Right now, if you want to use magic, you need to integrate it yourself. If you come across a specific problem - feel free to ask questions :man_mechanic:

I’m not sure I completely get what Magic link does, it can use you wallet private key to sign transactions or not? As in you’ll have to upload your wallet private key to their servers or not?

Yeah i will give it a try and add the updates here. Thank You @Yomoo

Hi @cryptokid, the actual user’s master keys are stored in HSM. The below info from the white paper clearly explains how Magic works with keys.

Hi @Yomoo, is there any way i can override the Moralis.Web3.authenticate() as the actual functionality of it is to authenticate with the wallet and store the address in the moralis user object. This is how address is retrieved from magic. I need to modify the authenticate() function to get address from magic which is after successful authentication by providing email so authenticate() function also has to accept a email parameter.

const web3 = new Web3(magic.rpcProvider);

// ⭐️ After user is successfully authenticated

// Get user's Ethereum public address
const address = (await web3.eth.getAccounts())[0];

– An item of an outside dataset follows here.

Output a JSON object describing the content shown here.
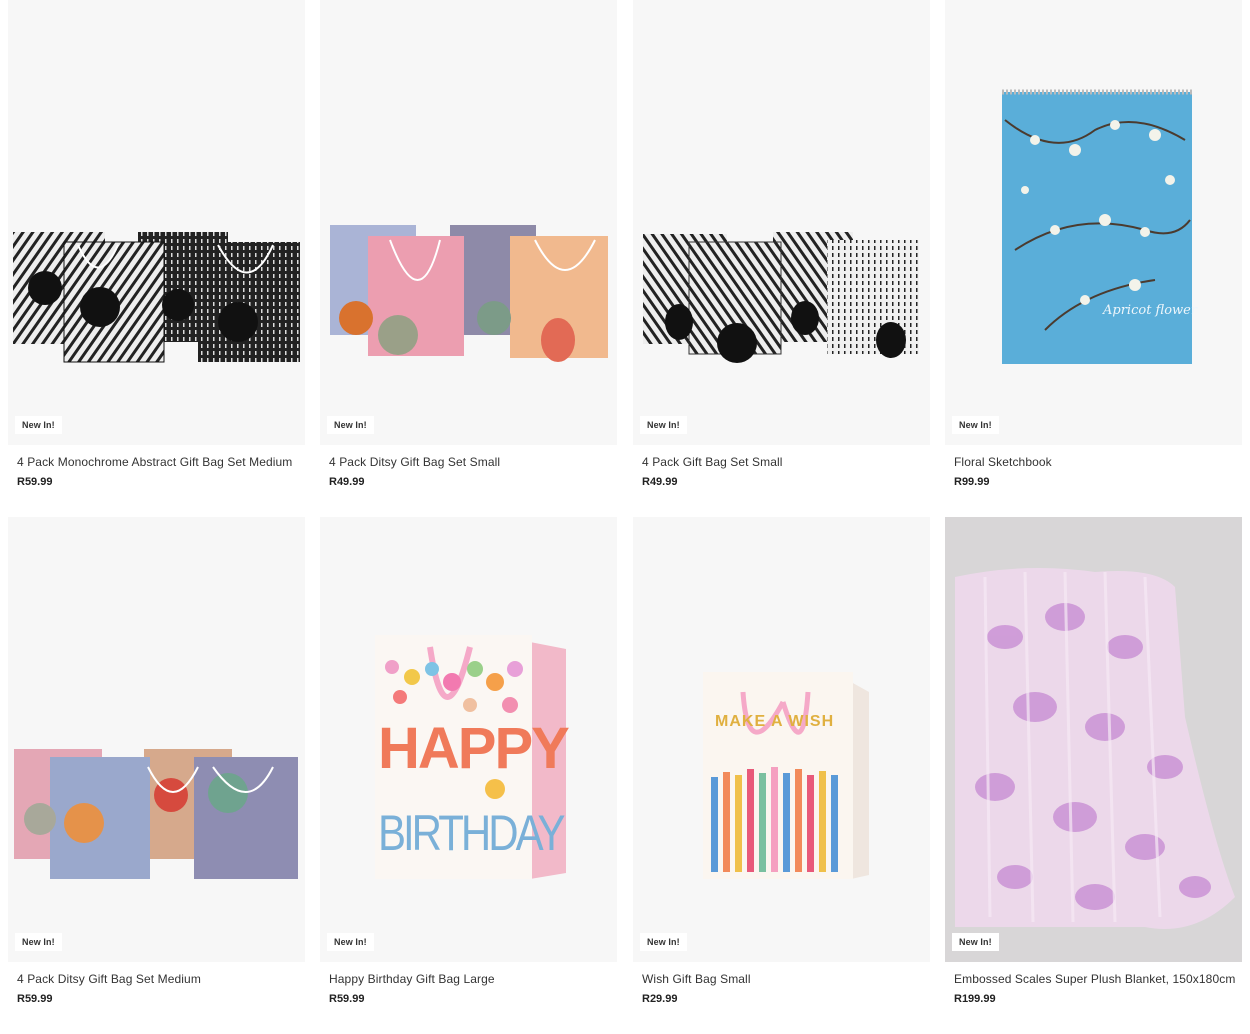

Hi @SaicharanPogul, did you ever get a working example with Magic? I’m currently using WalletConnect to sign into an existing wallet, which works, but is a pretty clunky user experience and doesn’t allow new users who don’t already have a crypto wallet. Ideally for a new user I’d create a new wallet, and then log them in using Moralis.